If you didn’t follow the story of how Sue went from Hill City to nearby Rapid City (where she spent three years stored in boxes at the School of Mines), from there to Sotheby’s auction house in Manhattan and finally to the shores of Lake Michigan (paid for, in large part, by McDonald’s and the Walt Disney Co.), I should let you discover this modern fable for yourself, in Miller’s admittedly contentious telling. But some of the highlights are worth mentioning here, including the fact that Maurice Williams was a member of the Cheyenne River Sioux Tribe and therefore “his” land did not exactly belong to him. He did not have the right (or so a judge would later rule) to sell a fossil found on his property without the federal government’s permission.
Now, it seems not just possible but likely that Williams and the Sioux tribe were eager to embrace this legal interpretation once it became clear that Sue was worth a lot more than $5,000. And where the moral of this fable lies is very much in the eye of the beholder. Miller is happy to go with a tale of grotesque federal overreach, and the jackboots of the oppressor crushing a plucky band of entrepreneurs and their all-American small town. One could also suggest that Williams got hustled by some white dudes on the original transaction, much the way that Native Americans have been hustled for five centuries or so.
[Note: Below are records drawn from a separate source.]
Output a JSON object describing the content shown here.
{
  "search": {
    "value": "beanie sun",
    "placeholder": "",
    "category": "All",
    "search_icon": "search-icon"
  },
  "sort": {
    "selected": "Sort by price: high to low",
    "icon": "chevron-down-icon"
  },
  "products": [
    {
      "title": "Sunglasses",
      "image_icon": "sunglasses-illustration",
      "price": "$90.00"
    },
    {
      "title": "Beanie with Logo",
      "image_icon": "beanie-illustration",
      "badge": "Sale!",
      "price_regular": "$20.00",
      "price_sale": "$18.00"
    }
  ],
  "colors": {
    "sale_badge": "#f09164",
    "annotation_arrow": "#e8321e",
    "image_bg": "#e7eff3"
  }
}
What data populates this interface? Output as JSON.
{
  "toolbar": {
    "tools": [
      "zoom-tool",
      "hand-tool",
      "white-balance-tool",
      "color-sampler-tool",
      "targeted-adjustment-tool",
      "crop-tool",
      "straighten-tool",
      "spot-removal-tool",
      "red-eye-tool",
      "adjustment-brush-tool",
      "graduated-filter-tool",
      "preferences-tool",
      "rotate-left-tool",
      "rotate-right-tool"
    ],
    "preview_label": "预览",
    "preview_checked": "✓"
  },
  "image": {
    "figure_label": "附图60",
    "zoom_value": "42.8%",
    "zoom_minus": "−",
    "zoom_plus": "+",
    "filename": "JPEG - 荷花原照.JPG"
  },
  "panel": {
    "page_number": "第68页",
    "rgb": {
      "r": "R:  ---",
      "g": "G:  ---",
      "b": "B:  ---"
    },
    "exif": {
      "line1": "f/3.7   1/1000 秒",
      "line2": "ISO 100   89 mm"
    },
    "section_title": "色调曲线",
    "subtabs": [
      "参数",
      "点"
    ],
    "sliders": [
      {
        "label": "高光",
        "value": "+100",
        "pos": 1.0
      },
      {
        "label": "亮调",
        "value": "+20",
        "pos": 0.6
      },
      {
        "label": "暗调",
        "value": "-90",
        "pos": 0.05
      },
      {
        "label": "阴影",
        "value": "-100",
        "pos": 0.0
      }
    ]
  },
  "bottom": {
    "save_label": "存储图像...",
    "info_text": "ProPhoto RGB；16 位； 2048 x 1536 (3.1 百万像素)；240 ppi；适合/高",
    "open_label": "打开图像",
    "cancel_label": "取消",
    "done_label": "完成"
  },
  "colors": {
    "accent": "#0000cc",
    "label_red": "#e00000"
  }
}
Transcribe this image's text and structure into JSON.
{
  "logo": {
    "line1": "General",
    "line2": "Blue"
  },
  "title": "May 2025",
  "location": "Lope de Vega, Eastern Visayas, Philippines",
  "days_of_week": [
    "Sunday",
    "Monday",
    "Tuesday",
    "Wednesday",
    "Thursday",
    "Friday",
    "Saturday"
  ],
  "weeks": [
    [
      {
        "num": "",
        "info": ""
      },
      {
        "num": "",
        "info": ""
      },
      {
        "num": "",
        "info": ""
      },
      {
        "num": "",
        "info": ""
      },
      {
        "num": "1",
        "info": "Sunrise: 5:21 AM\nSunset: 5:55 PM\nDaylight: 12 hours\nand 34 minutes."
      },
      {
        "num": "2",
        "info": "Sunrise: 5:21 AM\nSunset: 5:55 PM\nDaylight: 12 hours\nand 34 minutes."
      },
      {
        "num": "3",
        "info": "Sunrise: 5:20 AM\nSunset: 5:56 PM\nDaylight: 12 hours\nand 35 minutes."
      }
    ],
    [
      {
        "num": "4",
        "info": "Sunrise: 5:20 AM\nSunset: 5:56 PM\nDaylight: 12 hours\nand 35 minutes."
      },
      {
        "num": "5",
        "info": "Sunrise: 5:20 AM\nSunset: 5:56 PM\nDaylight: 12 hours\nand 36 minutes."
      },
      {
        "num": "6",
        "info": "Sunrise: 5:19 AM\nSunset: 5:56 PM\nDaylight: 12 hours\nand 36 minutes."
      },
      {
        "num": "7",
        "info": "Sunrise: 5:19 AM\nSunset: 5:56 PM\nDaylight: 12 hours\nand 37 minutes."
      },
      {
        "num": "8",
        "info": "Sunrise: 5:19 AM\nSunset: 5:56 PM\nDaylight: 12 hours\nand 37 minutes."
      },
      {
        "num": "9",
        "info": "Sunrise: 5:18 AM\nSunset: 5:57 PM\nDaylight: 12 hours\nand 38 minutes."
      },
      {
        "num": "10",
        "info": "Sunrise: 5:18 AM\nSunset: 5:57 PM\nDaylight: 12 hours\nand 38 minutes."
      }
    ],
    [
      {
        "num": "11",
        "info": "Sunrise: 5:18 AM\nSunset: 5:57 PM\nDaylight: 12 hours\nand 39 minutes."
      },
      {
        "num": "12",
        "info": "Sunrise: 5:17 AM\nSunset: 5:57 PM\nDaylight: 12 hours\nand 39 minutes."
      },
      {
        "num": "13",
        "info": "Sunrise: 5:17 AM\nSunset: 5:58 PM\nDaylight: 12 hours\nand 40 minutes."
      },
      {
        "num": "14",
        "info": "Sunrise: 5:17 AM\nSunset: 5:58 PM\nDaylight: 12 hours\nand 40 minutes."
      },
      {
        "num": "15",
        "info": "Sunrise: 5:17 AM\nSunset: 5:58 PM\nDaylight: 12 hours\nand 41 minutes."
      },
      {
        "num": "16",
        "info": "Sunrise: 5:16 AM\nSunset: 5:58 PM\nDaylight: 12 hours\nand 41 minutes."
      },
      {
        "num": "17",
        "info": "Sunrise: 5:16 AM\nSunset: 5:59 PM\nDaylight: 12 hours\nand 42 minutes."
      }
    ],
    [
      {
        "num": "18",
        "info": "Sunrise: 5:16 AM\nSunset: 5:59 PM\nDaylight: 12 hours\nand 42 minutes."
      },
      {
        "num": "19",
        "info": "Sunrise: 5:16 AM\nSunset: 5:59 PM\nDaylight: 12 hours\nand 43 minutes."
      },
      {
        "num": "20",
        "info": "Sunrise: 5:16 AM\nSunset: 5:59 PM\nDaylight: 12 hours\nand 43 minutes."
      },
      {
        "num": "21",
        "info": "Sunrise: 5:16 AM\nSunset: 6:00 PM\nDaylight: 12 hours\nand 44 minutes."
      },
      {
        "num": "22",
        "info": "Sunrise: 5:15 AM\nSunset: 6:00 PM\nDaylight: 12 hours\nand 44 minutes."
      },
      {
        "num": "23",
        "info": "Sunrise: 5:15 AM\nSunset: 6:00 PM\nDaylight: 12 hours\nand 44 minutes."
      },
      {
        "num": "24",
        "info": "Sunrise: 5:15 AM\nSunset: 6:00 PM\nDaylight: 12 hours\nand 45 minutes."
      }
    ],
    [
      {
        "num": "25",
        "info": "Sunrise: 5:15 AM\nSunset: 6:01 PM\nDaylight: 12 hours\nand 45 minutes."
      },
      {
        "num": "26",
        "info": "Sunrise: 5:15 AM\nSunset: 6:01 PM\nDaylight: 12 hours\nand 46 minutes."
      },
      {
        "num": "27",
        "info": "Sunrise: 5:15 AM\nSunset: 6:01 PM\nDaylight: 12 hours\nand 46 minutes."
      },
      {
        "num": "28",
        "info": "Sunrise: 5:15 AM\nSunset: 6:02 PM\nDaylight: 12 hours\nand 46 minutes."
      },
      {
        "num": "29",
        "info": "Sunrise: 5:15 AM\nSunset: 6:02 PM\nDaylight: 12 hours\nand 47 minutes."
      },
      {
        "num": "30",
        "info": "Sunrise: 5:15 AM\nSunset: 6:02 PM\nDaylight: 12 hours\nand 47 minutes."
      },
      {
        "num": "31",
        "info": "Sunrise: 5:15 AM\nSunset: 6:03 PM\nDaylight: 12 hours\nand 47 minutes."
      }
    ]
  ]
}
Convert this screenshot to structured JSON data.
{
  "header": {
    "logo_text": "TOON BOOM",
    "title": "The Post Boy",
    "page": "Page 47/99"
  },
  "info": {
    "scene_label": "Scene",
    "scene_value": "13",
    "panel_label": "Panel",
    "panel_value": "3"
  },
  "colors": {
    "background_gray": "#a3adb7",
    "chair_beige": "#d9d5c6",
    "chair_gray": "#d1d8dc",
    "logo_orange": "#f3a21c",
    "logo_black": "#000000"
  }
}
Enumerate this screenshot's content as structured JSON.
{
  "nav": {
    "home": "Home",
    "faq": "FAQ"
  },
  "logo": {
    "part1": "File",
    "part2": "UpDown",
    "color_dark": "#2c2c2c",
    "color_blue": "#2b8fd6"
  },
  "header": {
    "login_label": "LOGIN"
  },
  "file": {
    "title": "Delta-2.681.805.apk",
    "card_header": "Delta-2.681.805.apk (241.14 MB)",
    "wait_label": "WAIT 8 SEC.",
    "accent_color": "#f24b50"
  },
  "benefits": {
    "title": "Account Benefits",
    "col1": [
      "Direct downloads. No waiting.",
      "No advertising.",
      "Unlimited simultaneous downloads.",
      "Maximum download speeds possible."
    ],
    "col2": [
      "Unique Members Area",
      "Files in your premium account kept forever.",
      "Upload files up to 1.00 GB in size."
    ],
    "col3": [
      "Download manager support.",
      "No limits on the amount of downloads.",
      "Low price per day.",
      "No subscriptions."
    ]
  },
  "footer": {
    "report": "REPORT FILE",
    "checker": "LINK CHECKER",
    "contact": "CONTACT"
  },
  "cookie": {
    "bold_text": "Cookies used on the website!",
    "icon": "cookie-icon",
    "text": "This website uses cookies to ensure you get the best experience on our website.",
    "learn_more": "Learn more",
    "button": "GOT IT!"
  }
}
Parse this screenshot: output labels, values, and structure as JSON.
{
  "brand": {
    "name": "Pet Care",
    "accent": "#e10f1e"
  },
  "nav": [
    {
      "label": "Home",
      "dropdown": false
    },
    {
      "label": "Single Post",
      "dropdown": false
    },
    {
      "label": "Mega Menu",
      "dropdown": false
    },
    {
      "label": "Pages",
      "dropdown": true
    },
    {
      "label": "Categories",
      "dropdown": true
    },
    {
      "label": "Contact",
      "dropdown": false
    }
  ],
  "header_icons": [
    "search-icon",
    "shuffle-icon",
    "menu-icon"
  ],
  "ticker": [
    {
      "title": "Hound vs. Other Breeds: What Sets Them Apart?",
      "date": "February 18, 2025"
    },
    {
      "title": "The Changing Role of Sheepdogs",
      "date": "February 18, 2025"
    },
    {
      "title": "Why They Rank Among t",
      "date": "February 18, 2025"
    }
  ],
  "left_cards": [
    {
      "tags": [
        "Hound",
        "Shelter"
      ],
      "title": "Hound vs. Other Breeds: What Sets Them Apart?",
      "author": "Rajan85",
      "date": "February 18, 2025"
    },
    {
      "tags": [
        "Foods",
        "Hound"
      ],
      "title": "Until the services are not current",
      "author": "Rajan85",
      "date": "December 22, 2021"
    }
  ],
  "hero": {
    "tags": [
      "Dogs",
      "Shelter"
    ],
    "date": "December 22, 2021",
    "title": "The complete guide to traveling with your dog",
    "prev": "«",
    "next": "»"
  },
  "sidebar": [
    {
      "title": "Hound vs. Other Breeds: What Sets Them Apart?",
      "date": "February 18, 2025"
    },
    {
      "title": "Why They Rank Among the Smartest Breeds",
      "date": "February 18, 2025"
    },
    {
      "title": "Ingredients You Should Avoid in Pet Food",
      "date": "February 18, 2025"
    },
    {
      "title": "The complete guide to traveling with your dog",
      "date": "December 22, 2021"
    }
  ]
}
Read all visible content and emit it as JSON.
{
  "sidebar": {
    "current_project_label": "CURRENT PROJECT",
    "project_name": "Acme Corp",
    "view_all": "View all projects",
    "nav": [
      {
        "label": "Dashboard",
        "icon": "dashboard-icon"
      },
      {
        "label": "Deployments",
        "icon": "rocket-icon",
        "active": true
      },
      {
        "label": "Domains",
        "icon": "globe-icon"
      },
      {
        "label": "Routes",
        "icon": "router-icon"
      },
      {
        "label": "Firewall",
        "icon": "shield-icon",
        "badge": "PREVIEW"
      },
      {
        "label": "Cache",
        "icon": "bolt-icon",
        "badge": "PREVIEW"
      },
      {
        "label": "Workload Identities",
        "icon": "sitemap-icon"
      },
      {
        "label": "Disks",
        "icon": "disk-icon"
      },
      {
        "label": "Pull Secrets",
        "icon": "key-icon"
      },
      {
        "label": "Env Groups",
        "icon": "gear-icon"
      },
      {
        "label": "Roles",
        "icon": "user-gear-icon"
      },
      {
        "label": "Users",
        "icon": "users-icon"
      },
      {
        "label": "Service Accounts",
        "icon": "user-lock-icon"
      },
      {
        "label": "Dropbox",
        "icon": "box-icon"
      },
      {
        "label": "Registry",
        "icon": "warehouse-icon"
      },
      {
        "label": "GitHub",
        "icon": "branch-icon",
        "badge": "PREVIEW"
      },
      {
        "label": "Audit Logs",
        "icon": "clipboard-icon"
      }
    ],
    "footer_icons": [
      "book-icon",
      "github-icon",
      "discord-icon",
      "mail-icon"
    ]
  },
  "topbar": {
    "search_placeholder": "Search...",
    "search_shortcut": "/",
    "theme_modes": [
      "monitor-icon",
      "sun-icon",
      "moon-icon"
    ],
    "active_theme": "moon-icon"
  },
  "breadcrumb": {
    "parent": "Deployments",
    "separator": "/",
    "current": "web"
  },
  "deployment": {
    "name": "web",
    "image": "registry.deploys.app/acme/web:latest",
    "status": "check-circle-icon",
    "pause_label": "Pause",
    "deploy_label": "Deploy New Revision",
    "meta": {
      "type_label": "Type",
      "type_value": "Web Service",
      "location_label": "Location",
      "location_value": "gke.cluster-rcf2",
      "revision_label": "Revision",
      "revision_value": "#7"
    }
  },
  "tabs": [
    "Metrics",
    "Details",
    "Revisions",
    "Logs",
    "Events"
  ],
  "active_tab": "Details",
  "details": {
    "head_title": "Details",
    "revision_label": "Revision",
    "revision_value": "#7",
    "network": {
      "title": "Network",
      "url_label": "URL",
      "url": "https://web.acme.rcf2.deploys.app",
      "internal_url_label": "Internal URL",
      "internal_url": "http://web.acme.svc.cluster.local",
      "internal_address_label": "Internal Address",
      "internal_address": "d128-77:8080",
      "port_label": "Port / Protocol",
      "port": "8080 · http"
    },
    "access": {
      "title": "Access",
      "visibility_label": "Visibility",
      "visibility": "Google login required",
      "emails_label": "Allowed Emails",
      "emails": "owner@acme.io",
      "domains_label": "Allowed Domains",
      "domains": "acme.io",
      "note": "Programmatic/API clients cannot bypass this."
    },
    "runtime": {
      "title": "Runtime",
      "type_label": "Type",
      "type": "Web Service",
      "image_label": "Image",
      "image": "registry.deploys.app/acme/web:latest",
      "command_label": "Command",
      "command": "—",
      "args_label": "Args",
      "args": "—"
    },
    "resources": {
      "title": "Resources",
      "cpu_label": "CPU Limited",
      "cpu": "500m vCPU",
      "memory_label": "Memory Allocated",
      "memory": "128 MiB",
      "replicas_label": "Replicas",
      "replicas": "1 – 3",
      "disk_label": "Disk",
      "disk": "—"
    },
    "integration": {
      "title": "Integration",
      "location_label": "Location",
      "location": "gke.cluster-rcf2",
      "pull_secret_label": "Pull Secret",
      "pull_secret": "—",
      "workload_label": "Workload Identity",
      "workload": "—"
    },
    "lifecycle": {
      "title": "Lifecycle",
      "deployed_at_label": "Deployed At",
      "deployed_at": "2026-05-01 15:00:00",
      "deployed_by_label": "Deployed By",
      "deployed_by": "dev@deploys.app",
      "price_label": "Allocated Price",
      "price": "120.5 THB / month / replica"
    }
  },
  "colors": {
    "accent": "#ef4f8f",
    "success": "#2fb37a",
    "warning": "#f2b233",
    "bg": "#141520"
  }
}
I suspect that this is one of those rare cases where truth really does lie somewhere in the middle: It feels like some measure of justice that Williams and his family ultimately got rich off their dinosaur, which sold for $7.6 million (not counting the 10 percent commission) in the Sotheby’s auction. Even Peter Larson agrees that the Field Museum is the “second-best place in the world” for Sue to wind up, since there was no way in hell she was ever coming back to Hill City. But this is not one of those Eisenhower-Little Rock moments where you get to feel warm and fuzzy about the power of the state being on the right side of history. If we’re being honest, those are few and far between. Instead, what happened to Peter Larson and his band of fossil-collecting misfits after the seizure of Sue was more like one of those moments that cow most of us into obedience most of the time, those moments when the government resembles Sauron the Great in a bad mood, fixing his Lidless Bureaucratic Eye on whoever has most recently pissed him off.
“Dinosaur 13” opens this week in Chicago, Cleveland, Dallas, Houston, Los Angeles, New York, Minneapolis, Philadelphia, Phoenix, Rapid City, S.D., Seattle, Sioux Falls, S.D., Washington and Columbus, Ohio. It opens Aug. 19 in Portland, Ore.; Aug. 22 in Denver, Miami and Salt Lake City; and Aug. 29 in Kansas City and Mitchell, S.D., with more cities to follow. It’s also available on-demand from cable, satellite and online providers.